Fielding was a unique voice, and I’m a huge fan. See my earlier post with clips of his rare television work.
I guess the rap against Jerry is that he didn’t really write tunes...he was more environmental and textural. Rather the opposite of a John Barry approach.
But I remember being at Nick Redman’s one time (Nick was the ultimate Fielding booster) and we were listening to Lawman, “Laura’s Room,” and Nick pointed out what a beautiful tune it had—and how absolutely wrong it was to criticize Fielding on this front:
Here’s a rare 1977 radio interview with the composer:

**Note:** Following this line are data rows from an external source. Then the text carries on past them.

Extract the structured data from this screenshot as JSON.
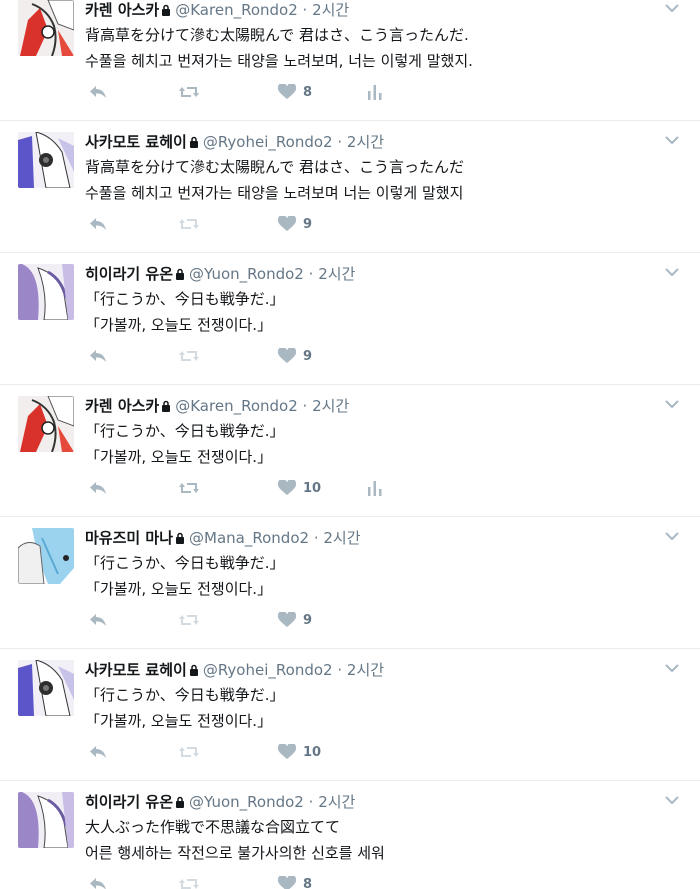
{
  "tweets": [
    {
      "name": "카렌 아스카",
      "handle": "@Karen_Rondo2",
      "dot": "·",
      "time": "2시간",
      "line1": "背高草を分けて滲む太陽睨んで 君はさ、こう言ったんだ.",
      "line2": "수풀을 헤치고 번져가는 태양을 노려보며, 너는 이렇게 말했지.",
      "likes": "8",
      "avatar": "karen",
      "analytics": true
    },
    {
      "name": "사카모토 료헤이",
      "handle": "@Ryohei_Rondo2",
      "dot": "·",
      "time": "2시간",
      "line1": "背高草を分けて滲む太陽睨んで 君はさ、こう言ったんだ",
      "line2": "수풀을 헤치고 번져가는 태양을 노려보며 너는 이렇게 말했지",
      "likes": "9",
      "avatar": "ryohei",
      "analytics": false
    },
    {
      "name": "히이라기 유온",
      "handle": "@Yuon_Rondo2",
      "dot": "·",
      "time": "2시간",
      "line1": "「行こうか、今日も戦争だ.」",
      "line2": "「가볼까, 오늘도 전쟁이다.」",
      "likes": "9",
      "avatar": "yuon",
      "analytics": false
    },
    {
      "name": "카렌 아스카",
      "handle": "@Karen_Rondo2",
      "dot": "·",
      "time": "2시간",
      "line1": "「行こうか、今日も戦争だ.」",
      "line2": "「가볼까, 오늘도 전쟁이다.」",
      "likes": "10",
      "avatar": "karen",
      "analytics": true
    },
    {
      "name": "마유즈미 마나",
      "handle": "@Mana_Rondo2",
      "dot": "·",
      "time": "2시간",
      "line1": "「行こうか、今日も戦争だ.」",
      "line2": "「가볼까, 오늘도 전쟁이다.」",
      "likes": "9",
      "avatar": "mana",
      "analytics": false
    },
    {
      "name": "사카모토 료헤이",
      "handle": "@Ryohei_Rondo2",
      "dot": "·",
      "time": "2시간",
      "line1": "「行こうか、今日も戦争だ.」",
      "line2": "「가볼까, 오늘도 전쟁이다.」",
      "likes": "10",
      "avatar": "ryohei",
      "analytics": false
    },
    {
      "name": "히이라기 유온",
      "handle": "@Yuon_Rondo2",
      "dot": "·",
      "time": "2시간",
      "line1": "大人ぶった作戦で不思議な合図立てて",
      "line2": "어른 행세하는 작전으로 불가사의한 신호를 세워",
      "likes": "8",
      "avatar": "yuon",
      "analytics": false
    }
  ],
  "colors": {
    "icon": "#aab8c2",
    "text": "#14171a",
    "muted": "#657786",
    "border": "#e6ecf0"
  }
}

Fielding hated “Raindrops Are Fallin’ on My Head” from Butch Cassidy! It came out the same year as The Wild Bunch and he just hated the anachronism. I don’t know if he mentions it in this interview, but he criticized it in others.
When I was in college (mid-1990s) I wrote a musicological analysis of Fielding’s score to The Mechanic (1972). I’m afraid it was not a very good paper...although I remember making the observation that one of the important things the score did was carve out the social space of the hit man and his underworld:
I thought that was a good point. The musical analysis was beyond my capabilities except in the most superficial sense—but I did get a copy of the full orchestrations from Brigham Young University for reference.
(Want to see the BYU Fielding holdings? Here’s the finding aid.)
And I still have that copy today, sitting in the corner of my office! I’ve asked the publishers doing full scores today (Omni, Chris Siddall, Neumation) if they would consider this one, but they each said the market was too small—they would lose money. I understand that, but it’s disappointing.
I’ve had this score for years and from time to time I enjoy following along, but between orchestrator Greig McRitchie’s penmanship, the quality of the xerox, the transposed instruments, and a lot of “come sopras” it can be hard for an amateur like me to follow. (“Come sopra,” meaning “as before,” is when the score simply says, “Copy 3M2 bar 37,” for example. Fielding had a lot of that, because he would spend so much time on intricate passages for the key sequences, he would need to make up for it by doing other cues very quickly.)
So if I ever sell a script for a million bucks, I promise: I will bankroll a book of The Mechanic. It’s an amazing piece of work.
Farewell to Jerry Fielding—one of the greats. Truly, a unique voice, and a defining sound of 1970s cinema.